  4. ^ Vitale, N., De Feo, M., De Santo, L.S., Pollice, A., Tedesco, N. & Cotrufo, M. 1999, "Dose-dependent fetal complications of warfarin in pregnant women with mechanical heart valves", Journal of the American College of Cardiology, vol. 33, no. 6, pp. 1637-1641.
  5. ^ a b c d Starling, L.D., Sinha, A., Boyd, D. & Furck, A. 2012, "Fetal warfarin syndrome", BMJ case reports, vol. 2012, no. 1, pp. 1-4
  6. ^ a b c d e f g h Silveira, D.B., da Rosa, E.B., de Mattos, V.F., Goetze, T.B., Sleifer, P., Santa Maria, F.D., Rosa, R.C.M., Rosa, R.F.M. & Zen, P.R.G. 2015, "Importance of a multidisciplinary approach and monitoring in fetal warfarin syndrome", American Journal of Medical Genetics Part A, vol. 167, no. 6, pp. 1294-1299.
  7. ^ Raghav, S. & Reutens, D. 2006;2007;, "Neurological sequelae of intrauterine warfarin exposure", Journal of Clinical Neuroscience, vol. 14, no. 2, pp. 99-103.
  8. ^ Maiello, M., Torella, M., Caserta, L., Caserta, R., Sessa, M., Tagliaferri, A., Bernacchi, M., Napolitano, M., Nappo, C., De Lucia, D. & Panariello, S. 2006, "Hypercoagulability during pregnancy: evidences for a thrombophilic state", Minerva ginecologica, vol. 58, no. 5, pp. 417.
  9. ^ Danziger, J. 2008, "Vitamin K-dependent Proteins, Warfarin, and Vascular Calcification", Clinical Journal of the American Society of Nephrology, vol. 3, no. 5, pp. 1504-1510.
  10. ^ Yamauchi, M., Yamaguchi, T., Nawata, K., Takaoka, S. & Sugimoto, T. 2010, "Relationships between undercarboxylated osteocalcin and vitamin K intakes, bone turnover, and bone mineral density in healthy women", Clinical Nutrition, vol. 29, no. 6, pp. 761-765.
  11. ^ Walfisch, A. & Koren, G. 2010, "The "Warfarin Window" in Pregnancy: The Importance of Half-life", Journal of obstetrics and gynaecology Canada, vol. 32, no. 10, pp. 988.
  12. ^ Loftus, C. (1996). Neurosurgical aspects of pregnancy.

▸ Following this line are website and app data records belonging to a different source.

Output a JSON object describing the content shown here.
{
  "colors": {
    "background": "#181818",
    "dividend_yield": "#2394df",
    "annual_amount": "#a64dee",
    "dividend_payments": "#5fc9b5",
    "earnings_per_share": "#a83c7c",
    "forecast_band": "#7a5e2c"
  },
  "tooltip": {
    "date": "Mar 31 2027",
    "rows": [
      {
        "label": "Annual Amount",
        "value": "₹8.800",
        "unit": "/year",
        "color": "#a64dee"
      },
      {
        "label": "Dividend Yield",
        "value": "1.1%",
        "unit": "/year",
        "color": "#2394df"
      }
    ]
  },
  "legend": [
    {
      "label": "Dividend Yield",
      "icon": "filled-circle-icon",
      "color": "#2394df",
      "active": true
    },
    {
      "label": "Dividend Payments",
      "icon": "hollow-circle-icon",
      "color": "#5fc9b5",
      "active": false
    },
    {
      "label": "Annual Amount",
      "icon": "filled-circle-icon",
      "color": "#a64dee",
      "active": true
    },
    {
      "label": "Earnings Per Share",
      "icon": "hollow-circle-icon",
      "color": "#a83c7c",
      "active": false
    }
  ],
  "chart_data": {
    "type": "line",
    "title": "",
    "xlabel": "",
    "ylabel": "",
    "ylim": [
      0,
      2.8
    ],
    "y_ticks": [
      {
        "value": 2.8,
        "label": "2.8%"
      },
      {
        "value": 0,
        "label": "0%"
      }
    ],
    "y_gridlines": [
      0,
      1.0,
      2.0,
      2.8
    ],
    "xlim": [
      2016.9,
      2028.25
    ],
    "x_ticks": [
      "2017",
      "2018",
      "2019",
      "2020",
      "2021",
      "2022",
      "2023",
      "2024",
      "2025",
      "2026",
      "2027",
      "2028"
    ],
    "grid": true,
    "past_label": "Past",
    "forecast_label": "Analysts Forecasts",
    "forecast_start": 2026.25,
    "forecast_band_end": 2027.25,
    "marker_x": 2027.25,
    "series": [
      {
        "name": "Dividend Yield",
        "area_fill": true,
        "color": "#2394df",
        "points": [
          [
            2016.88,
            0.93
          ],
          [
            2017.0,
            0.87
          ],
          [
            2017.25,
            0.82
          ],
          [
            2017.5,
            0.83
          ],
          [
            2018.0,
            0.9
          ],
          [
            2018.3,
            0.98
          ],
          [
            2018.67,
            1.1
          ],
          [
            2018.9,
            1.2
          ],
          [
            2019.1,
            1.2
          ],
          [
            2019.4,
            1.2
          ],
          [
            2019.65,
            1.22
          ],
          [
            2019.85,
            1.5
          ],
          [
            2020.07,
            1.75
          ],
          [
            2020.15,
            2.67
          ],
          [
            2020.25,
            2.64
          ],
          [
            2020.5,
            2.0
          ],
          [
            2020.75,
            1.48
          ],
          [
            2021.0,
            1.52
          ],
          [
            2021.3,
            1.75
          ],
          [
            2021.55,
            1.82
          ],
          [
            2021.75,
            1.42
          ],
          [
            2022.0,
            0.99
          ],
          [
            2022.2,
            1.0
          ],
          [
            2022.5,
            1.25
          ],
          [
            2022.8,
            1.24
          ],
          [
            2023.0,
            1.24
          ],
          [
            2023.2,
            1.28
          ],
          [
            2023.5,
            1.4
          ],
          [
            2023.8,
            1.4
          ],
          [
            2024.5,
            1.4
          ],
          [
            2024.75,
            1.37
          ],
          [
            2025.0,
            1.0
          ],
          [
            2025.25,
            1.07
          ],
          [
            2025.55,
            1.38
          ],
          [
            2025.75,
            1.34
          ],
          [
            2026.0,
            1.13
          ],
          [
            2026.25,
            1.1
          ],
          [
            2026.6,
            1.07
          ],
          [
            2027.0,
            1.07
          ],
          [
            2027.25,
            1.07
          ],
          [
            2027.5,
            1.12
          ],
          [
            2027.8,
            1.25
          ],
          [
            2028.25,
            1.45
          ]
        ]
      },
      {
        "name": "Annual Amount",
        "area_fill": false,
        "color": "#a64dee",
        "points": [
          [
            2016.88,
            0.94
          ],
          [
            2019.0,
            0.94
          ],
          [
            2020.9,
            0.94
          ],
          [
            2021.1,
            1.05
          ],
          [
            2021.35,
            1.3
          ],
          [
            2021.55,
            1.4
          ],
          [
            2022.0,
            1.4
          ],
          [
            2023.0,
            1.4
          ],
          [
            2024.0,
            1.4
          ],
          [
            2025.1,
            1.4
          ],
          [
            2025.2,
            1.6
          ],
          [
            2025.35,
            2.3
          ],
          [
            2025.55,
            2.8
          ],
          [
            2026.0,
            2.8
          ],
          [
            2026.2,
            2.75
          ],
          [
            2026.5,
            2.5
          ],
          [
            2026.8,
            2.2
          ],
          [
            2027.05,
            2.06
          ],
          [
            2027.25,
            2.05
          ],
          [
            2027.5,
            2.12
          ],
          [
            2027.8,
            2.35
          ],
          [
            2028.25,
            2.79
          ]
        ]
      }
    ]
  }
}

Park Ridge, Ill.: American Association of Neurological Surgeons.

External links[edit]